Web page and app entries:
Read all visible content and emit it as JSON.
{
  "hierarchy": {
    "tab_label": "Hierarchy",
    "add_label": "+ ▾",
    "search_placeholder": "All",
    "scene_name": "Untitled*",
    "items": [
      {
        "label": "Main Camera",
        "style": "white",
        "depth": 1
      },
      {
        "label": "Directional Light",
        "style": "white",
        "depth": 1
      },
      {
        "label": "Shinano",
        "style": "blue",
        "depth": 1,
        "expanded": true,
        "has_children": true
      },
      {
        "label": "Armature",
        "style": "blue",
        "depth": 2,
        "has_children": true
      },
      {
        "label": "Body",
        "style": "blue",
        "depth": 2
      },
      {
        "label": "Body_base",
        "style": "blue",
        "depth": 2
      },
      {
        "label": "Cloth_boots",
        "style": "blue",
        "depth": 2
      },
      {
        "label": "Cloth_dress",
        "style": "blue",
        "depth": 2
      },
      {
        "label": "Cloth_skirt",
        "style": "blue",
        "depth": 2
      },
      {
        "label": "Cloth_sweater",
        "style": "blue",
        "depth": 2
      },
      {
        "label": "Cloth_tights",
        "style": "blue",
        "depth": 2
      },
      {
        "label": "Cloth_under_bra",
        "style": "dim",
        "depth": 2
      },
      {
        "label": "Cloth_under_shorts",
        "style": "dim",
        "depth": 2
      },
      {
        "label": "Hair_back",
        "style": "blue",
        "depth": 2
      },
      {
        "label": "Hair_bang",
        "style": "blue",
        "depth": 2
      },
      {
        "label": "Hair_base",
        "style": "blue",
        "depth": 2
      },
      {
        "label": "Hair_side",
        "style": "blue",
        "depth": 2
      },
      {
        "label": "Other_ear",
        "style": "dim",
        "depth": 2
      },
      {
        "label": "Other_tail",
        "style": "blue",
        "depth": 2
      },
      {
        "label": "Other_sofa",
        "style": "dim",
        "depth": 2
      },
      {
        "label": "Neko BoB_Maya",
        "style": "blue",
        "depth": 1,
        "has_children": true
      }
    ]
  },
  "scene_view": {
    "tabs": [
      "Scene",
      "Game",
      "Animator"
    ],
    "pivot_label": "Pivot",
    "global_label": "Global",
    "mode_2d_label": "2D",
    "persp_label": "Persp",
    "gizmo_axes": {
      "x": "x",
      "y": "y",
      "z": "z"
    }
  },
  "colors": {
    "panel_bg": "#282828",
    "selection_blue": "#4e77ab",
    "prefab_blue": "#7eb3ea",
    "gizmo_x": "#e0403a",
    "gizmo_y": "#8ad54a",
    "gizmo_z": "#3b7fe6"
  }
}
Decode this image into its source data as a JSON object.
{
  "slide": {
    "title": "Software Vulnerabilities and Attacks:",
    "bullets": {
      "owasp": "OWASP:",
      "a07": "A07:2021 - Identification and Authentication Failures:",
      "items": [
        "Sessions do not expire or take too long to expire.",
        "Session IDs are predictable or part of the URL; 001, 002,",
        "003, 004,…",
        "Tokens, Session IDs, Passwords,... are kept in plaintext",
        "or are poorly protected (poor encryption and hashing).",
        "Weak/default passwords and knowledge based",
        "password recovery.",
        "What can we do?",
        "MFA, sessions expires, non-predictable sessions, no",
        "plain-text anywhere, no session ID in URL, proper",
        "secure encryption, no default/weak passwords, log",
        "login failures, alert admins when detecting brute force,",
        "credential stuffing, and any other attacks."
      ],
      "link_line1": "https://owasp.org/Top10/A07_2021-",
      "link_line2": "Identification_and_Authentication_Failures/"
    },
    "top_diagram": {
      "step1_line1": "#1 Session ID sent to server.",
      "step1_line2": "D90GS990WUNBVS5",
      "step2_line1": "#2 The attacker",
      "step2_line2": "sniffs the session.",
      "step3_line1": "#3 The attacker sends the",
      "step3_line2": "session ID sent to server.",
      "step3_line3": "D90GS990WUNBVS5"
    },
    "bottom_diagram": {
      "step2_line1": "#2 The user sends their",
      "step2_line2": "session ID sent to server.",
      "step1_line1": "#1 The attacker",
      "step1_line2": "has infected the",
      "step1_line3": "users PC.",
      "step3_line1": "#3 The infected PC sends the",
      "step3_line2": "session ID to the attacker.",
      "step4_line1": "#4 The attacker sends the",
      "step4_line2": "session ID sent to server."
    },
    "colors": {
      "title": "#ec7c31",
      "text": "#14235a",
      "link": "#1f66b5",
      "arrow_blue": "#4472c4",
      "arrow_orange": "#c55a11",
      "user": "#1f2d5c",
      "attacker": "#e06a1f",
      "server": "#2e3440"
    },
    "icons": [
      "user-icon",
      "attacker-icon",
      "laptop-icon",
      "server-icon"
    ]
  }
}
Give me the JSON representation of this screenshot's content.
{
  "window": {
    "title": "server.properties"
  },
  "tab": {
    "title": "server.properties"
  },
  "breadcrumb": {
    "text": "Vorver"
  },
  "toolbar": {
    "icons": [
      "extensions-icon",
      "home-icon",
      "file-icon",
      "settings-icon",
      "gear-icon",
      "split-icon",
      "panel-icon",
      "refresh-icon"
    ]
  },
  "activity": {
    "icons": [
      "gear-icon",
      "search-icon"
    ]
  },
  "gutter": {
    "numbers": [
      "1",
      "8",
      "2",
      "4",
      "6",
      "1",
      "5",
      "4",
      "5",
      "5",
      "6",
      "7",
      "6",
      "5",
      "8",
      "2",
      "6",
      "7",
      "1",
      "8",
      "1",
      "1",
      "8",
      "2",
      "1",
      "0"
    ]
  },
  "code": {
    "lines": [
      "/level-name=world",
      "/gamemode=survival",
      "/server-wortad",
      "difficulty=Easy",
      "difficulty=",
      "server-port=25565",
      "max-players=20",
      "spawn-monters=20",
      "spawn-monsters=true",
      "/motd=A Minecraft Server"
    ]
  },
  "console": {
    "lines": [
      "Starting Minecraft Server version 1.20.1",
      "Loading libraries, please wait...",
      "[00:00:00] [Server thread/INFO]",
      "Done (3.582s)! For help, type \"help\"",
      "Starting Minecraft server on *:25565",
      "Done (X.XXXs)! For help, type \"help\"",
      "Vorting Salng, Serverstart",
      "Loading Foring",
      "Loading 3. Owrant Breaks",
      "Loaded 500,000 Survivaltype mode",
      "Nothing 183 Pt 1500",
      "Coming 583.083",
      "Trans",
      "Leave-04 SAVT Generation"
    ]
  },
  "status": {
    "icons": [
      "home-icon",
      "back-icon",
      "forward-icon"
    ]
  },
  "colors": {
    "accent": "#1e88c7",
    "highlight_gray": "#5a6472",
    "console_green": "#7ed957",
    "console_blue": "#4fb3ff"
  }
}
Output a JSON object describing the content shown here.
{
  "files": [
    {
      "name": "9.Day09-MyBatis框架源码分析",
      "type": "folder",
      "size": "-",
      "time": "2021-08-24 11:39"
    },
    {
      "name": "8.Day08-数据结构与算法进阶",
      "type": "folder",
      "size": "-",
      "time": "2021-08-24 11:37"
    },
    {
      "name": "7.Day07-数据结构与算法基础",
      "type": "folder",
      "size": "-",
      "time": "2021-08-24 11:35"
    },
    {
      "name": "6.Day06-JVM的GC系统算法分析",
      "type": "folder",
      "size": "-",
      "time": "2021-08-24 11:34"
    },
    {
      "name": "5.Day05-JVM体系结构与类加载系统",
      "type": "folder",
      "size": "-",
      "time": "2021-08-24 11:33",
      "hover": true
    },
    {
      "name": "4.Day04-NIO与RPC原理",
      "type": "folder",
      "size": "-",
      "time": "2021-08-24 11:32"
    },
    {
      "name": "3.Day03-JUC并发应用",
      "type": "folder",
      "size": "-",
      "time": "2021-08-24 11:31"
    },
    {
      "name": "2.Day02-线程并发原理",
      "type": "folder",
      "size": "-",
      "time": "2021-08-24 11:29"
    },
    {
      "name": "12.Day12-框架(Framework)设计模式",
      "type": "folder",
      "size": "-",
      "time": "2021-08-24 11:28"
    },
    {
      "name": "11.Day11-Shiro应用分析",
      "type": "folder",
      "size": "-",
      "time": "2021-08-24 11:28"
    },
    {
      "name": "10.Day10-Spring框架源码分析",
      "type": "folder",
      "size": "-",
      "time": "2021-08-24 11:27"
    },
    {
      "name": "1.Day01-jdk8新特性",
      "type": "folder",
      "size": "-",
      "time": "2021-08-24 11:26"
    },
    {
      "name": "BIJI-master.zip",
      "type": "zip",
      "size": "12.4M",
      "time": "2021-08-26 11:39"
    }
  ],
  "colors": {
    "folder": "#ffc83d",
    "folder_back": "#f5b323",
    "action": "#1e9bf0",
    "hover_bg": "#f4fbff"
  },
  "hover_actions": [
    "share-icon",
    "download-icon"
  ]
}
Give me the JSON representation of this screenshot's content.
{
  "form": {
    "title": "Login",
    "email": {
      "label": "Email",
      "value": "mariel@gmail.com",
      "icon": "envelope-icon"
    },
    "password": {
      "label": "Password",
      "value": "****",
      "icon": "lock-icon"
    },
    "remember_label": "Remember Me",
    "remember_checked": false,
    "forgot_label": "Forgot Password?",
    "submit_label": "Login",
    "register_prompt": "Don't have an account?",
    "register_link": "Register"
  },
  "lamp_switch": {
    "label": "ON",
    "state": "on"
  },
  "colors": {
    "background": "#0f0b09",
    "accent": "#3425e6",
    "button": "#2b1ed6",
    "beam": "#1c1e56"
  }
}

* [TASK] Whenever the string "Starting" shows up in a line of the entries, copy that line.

* [ANSWER]
      "Starting Minecraft Server version 1.20.1",
      "Starting Minecraft server on *:25565",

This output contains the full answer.